'''
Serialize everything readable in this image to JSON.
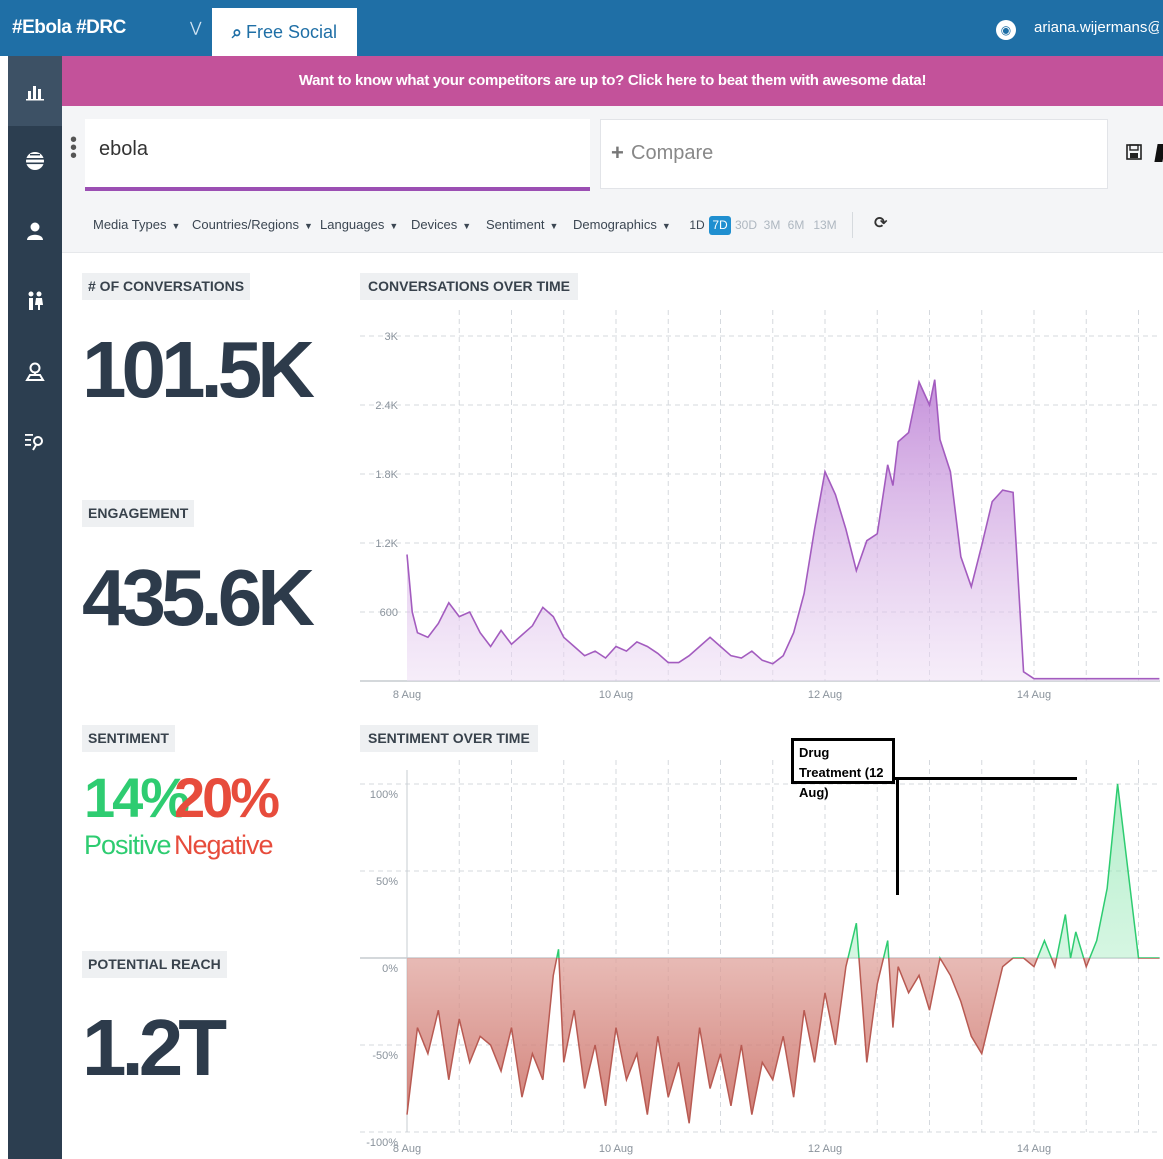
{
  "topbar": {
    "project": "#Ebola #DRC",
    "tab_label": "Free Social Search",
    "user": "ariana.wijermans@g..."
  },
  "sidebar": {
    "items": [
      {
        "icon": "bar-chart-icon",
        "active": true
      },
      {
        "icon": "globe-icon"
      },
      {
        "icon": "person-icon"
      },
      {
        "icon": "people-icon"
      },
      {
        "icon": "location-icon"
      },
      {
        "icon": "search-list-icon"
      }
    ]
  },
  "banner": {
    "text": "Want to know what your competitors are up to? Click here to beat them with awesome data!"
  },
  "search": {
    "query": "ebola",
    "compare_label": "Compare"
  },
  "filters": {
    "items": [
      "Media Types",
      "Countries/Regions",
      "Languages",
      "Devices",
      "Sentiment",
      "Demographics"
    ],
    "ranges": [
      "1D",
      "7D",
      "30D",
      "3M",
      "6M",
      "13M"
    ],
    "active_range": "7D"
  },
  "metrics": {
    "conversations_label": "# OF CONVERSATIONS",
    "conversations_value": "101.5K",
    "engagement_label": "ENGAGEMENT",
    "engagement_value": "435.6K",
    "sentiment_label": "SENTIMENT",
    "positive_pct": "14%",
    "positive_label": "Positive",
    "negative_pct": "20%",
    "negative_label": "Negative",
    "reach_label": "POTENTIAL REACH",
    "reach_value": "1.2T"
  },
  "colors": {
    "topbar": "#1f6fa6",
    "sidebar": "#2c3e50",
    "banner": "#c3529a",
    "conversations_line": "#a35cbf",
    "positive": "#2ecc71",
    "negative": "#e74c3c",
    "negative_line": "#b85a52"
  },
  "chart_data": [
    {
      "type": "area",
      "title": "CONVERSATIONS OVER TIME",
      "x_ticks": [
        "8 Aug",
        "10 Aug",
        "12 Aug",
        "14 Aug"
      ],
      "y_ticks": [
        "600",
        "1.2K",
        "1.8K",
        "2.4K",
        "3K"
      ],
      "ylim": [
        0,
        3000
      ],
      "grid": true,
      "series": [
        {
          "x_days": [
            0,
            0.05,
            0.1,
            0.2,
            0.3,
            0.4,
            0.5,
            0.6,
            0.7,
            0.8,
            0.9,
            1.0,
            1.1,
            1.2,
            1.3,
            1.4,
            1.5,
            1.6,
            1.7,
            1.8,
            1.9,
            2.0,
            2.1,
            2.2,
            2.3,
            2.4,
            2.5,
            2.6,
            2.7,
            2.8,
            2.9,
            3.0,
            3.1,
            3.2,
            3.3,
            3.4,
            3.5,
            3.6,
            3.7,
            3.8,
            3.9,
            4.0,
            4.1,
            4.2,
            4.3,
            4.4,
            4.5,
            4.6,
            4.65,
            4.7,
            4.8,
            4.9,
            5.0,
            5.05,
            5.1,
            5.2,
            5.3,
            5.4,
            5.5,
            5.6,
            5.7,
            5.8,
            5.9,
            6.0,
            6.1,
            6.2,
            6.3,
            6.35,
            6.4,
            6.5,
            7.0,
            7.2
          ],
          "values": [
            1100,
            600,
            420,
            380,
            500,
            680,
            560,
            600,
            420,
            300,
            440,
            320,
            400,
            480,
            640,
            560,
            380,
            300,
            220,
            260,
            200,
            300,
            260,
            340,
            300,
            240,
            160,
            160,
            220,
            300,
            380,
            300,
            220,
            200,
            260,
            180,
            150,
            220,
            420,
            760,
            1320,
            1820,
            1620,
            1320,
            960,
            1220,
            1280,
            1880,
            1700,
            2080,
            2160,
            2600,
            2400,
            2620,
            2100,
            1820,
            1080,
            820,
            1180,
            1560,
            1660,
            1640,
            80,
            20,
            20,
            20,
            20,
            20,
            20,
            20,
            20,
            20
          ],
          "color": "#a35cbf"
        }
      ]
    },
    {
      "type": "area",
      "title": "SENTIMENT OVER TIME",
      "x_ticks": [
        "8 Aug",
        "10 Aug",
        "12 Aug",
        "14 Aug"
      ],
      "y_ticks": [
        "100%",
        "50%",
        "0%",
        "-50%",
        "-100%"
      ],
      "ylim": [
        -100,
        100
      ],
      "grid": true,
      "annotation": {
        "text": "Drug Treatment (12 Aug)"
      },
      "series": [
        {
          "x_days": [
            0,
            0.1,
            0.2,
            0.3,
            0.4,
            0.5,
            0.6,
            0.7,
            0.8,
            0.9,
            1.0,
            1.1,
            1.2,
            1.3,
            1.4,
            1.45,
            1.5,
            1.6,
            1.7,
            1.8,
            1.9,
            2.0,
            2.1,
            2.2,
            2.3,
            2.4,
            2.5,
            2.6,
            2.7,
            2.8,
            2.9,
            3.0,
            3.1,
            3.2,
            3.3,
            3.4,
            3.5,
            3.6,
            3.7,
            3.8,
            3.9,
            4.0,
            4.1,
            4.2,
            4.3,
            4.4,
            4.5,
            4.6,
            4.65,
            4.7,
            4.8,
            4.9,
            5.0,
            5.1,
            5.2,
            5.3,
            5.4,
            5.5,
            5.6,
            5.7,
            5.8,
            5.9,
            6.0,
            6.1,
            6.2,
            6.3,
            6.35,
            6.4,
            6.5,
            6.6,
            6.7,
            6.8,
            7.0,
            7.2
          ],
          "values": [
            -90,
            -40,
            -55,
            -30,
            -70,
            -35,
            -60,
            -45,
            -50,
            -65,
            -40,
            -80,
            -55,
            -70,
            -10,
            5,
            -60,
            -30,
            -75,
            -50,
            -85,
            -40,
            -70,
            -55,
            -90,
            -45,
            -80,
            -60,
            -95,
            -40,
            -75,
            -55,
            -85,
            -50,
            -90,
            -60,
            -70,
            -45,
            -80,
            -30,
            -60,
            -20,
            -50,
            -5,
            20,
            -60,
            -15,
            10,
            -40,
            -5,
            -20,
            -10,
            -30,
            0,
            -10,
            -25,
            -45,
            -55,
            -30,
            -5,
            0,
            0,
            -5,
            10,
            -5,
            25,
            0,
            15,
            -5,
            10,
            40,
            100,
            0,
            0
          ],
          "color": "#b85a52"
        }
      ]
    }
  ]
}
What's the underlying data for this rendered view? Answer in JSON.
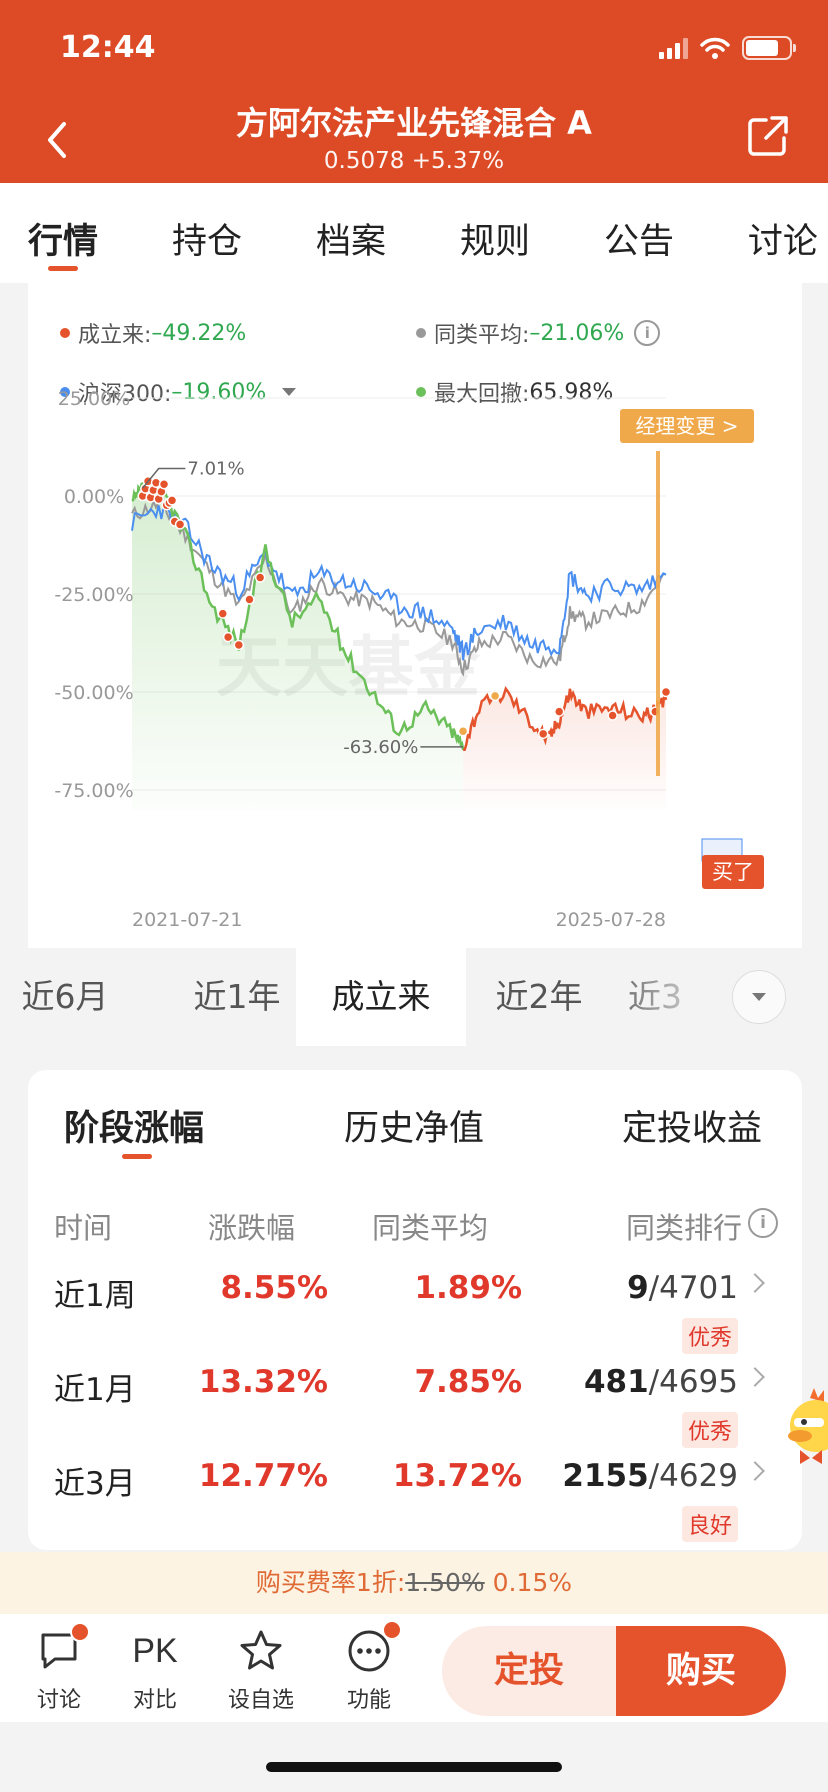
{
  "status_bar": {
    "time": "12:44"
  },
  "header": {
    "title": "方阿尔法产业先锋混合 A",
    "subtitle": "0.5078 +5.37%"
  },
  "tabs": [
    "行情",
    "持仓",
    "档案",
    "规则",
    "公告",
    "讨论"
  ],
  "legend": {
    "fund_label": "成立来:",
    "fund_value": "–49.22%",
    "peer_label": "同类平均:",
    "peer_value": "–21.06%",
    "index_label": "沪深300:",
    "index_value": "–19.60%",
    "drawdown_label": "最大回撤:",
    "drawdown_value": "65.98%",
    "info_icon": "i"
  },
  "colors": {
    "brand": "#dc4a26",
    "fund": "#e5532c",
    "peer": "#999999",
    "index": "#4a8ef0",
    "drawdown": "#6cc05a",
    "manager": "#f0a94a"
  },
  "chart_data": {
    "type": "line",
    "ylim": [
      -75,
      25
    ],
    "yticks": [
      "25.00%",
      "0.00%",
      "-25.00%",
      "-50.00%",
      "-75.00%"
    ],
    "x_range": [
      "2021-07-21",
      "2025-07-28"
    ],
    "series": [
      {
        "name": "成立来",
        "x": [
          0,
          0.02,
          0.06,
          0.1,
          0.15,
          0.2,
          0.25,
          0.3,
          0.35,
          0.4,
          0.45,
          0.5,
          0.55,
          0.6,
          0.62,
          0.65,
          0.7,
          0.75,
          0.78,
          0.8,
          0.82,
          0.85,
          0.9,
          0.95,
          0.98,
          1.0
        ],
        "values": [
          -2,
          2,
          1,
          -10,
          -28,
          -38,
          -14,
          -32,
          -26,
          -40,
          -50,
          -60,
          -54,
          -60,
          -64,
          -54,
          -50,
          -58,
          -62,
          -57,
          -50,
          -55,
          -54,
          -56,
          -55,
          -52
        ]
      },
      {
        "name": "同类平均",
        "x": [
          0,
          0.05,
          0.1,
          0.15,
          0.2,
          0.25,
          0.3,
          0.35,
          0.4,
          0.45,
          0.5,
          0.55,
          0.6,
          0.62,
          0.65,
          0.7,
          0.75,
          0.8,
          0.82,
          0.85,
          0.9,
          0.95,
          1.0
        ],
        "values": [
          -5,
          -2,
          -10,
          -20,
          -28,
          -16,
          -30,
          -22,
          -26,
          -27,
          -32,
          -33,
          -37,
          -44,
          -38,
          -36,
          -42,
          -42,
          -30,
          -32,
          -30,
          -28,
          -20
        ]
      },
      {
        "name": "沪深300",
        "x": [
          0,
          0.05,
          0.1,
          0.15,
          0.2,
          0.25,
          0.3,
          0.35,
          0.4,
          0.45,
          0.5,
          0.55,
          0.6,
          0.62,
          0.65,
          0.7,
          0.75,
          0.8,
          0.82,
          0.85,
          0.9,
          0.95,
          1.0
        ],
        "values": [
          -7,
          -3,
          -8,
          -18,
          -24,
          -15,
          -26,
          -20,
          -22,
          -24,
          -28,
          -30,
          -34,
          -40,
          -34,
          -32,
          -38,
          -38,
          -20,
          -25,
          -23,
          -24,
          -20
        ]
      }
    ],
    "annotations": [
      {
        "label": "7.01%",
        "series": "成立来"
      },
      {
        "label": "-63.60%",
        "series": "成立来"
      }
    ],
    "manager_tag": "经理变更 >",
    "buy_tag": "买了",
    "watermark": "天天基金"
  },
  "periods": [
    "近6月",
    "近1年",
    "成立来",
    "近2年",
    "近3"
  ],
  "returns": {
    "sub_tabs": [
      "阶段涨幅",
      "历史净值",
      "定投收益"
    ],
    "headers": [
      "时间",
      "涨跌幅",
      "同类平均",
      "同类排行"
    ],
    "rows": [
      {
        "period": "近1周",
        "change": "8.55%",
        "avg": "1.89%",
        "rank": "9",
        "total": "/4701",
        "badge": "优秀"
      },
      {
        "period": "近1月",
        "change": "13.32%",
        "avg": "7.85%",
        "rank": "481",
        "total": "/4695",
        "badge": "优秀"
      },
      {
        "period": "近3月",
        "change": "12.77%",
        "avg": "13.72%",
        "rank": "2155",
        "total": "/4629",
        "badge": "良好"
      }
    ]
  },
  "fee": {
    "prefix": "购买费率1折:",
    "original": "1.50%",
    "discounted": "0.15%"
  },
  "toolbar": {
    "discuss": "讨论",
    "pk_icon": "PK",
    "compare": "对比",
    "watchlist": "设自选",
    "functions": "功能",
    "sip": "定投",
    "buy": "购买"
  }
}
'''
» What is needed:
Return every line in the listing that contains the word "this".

» Expected output:
Serialize everything readable in this image to JSON.
What's the underlying data for this rendered view? Answer in JSON.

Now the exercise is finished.